** The data follows **

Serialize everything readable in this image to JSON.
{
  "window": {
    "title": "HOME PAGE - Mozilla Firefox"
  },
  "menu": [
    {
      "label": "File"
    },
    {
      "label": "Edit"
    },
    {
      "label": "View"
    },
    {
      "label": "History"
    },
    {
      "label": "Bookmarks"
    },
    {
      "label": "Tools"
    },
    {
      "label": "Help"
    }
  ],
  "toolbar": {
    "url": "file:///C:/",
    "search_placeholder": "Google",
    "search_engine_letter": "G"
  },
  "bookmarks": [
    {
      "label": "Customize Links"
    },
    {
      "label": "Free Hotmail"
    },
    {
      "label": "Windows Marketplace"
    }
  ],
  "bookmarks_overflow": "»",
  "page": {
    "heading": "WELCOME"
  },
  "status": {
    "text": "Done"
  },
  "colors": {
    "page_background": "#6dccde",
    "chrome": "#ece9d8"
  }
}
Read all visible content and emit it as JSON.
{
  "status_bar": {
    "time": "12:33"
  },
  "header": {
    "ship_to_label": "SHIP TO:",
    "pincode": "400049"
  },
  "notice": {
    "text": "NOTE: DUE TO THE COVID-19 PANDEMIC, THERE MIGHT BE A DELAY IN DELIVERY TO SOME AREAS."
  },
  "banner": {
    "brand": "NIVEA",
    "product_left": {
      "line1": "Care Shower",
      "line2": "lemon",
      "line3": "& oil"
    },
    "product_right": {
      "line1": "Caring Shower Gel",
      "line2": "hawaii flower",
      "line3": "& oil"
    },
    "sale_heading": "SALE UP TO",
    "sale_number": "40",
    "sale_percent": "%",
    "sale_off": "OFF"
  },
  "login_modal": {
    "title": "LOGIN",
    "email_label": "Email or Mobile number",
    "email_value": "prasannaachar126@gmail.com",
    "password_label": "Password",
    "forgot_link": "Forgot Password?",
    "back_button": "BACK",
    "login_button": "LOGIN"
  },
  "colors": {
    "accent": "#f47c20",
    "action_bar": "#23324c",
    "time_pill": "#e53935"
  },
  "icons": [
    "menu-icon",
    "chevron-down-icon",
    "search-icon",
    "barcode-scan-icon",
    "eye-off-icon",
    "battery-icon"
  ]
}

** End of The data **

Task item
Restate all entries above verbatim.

The answer
Serialize everything readable in this image to JSON.
{
  "window": {
    "title": "HOME PAGE - Mozilla Firefox"
  },
  "menu": [
    {
      "label": "File"
    },
    {
      "label": "Edit"
    },
    {
      "label": "View"
    },
    {
      "label": "History"
    },
    {
      "label": "Bookmarks"
    },
    {
      "label": "Tools"
    },
    {
      "label": "Help"
    }
  ],
  "toolbar": {
    "url": "file:///C:/",
    "search_placeholder": "Google",
    "search_engine_letter": "G"
  },
  "bookmarks": [
    {
      "label": "Customize Links"
    },
    {
      "label": "Free Hotmail"
    },
    {
      "label": "Windows Marketplace"
    }
  ],
  "bookmarks_overflow": "»",
  "page": {
    "heading": "WELCOME"
  },
  "status": {
    "text": "Done"
  },
  "colors": {
    "page_background": "#6dccde",
    "chrome": "#ece9d8"
  }
}
Read all visible content and emit it as JSON.
{
  "status_bar": {
    "time": "12:33"
  },
  "header": {
    "ship_to_label": "SHIP TO:",
    "pincode": "400049"
  },
  "notice": {
    "text": "NOTE: DUE TO THE COVID-19 PANDEMIC, THERE MIGHT BE A DELAY IN DELIVERY TO SOME AREAS."
  },
  "banner": {
    "brand": "NIVEA",
    "product_left": {
      "line1": "Care Shower",
      "line2": "lemon",
      "line3": "& oil"
    },
    "product_right": {
      "line1": "Caring Shower Gel",
      "line2": "hawaii flower",
      "line3": "& oil"
    },
    "sale_heading": "SALE UP TO",
    "sale_number": "40",
    "sale_percent": "%",
    "sale_off": "OFF"
  },
  "login_modal": {
    "title": "LOGIN",
    "email_label": "Email or Mobile number",
    "email_value": "prasannaachar126@gmail.com",
    "password_label": "Password",
    "forgot_link": "Forgot Password?",
    "back_button": "BACK",
    "login_button": "LOGIN"
  },
  "colors": {
    "accent": "#f47c20",
    "action_bar": "#23324c",
    "time_pill": "#e53935"
  },
  "icons": [
    "menu-icon",
    "chevron-down-icon",
    "search-icon",
    "barcode-scan-icon",
    "eye-off-icon",
    "battery-icon"
  ]
}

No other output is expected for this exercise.